    I currently use a N900 running the latest version of Maemo – excluding the size & weight of the device I am very happy with it and I am looking forward to the release of a N9 using Maemo’s successor featuring perhaps a “happier” look, being a bit thinner and lighter, and perhaps even nearer to the “standard” linux community, making it in the end a device more tailored than Android for the single devices, almost as good looking as the iPhone but more functional (especially because of its physical keyboard & serious apps) and with less restrictions.

  • mirmit

    Addapting Nokia’s hardware to Android is a several months process not counting the time to validate and go thru QA. It’s definitely not an easy job.

    This is not even taking into accound the problem of lack of control over the platform…

  • Vulcan

    MeeGo: I have seen an interview in web where I got the impression there will be many devices, and not all will be “typical handsets like this” [she showed an E7]. So there will be other products too. MeeGo will be used also in infotainment systems used in cars, perhaps Nokia will be involved there.

    I expect the MeeGo user interface to be exceptional, polished, fresh, stunning. We will see pretty soon.

  • Vulcan

    The bigger UI update is not coming in the first update of 2011, at least that is how I have understood it. There will be lots of feature updates, and the browser UI will be new. The UI replacement will follow “soon”. And I expect the UI replacement to be pretty cool, since a journalist that saw a screenshot or two, he wrote “now Nokia will finally deliver what they have been talking” (free quote). That sounds promising to me. And they know what they need to do.

    I wonder when will we read that Nokia is building completely new factories or expansions for current factories.

  • Johnny Kick a Hole in the Sky
  • Pearlseattle

    Sorry, which “generation thing”?

  • Jimbo

    I don’t think Meego will have any commercial impact whatsoever.

    Yeah, it may be the software that’s running on, say, car infotainment systems, but really, who cares about that? I don’t pay much attention to what embedded software is running on my car stereo, as long it powers on and is suitably loud.

    In consumer gadgets, Meego will be inconsequential.

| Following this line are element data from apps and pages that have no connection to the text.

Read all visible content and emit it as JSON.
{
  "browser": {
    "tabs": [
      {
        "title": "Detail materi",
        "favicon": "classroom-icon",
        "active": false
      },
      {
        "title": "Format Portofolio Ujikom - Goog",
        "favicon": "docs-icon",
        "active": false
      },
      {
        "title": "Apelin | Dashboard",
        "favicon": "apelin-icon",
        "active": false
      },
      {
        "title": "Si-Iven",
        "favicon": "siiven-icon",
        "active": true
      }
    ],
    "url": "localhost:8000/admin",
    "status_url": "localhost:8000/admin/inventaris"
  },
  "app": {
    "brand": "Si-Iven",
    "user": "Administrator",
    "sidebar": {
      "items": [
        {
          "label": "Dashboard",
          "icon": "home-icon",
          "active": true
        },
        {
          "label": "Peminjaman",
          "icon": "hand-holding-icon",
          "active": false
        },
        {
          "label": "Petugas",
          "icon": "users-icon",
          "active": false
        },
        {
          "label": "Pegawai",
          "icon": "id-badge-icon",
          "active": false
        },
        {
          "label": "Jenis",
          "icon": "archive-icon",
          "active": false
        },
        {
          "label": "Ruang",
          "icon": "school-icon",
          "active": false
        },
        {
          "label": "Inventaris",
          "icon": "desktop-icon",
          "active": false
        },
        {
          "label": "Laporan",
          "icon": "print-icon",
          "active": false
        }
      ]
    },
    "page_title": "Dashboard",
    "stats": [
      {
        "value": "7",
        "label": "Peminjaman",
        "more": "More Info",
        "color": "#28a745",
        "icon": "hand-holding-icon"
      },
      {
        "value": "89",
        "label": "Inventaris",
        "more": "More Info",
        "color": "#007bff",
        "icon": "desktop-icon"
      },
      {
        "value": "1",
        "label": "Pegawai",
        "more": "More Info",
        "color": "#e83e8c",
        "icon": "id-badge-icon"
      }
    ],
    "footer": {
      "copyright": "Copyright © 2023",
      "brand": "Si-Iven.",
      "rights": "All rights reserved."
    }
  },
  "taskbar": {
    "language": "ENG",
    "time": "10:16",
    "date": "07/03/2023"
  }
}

  • Anonymous

    The only thing Nokia has going for them…

    Well apart from the massive scale of distribution and carrier relationships that is.

  • Rick U

    If you can read the signs – go and buy all the Nokia shares you can get. Sell Apple, get Nokia. The big wheel is starting to turn.

  • Rick U

    If you can read the signs – go and buy all the Nokia shares you can get. Sell Apple, get Nokia. The big wheel is starting to turn.

  • http://twitter.com/usemeego meegouser

    Holy crap. This writer as an absolute ignoramus. Remind me to ignore everything you say in future.

  • Johnny Kick a Hole in the Sky

    This is temporary as carriers follow the trends. Thus the response of my ‘generation thing’ comment. Not going to far back Nokia was THE phone maker, then Apple caught people’s attention with shinny objects (“squirrel!” I don’t mean to insult Apple users, but seriously, Steve has closed the doors of high tech evolution by placing such strict rules and placing a premium most with common sense would spend on a fantastic vacation instead… too much to flame on Apple and too many people that will argue my point) and now comes the Android revolution. Nokia will be around for sometime, but a new generation of squirrel watchers have appeared. The I’m not paying for the locked down and high premium phone generation… Even though Android is still slightly locked down… Just not as locked down…

    Either way I agree with this article’s point #5. I wish the N8 was running a choice platform, Android for me, Symbia for you… I like Nokia phones. Hell I was almost going to work for Nokia till Ericsson snagged me. Peace, and hope the best phone that won’t need replacing will be out this year!

  • You-are-a-loser

    Gee, thanks Jimbo! This is important, regardless of how little you understand it.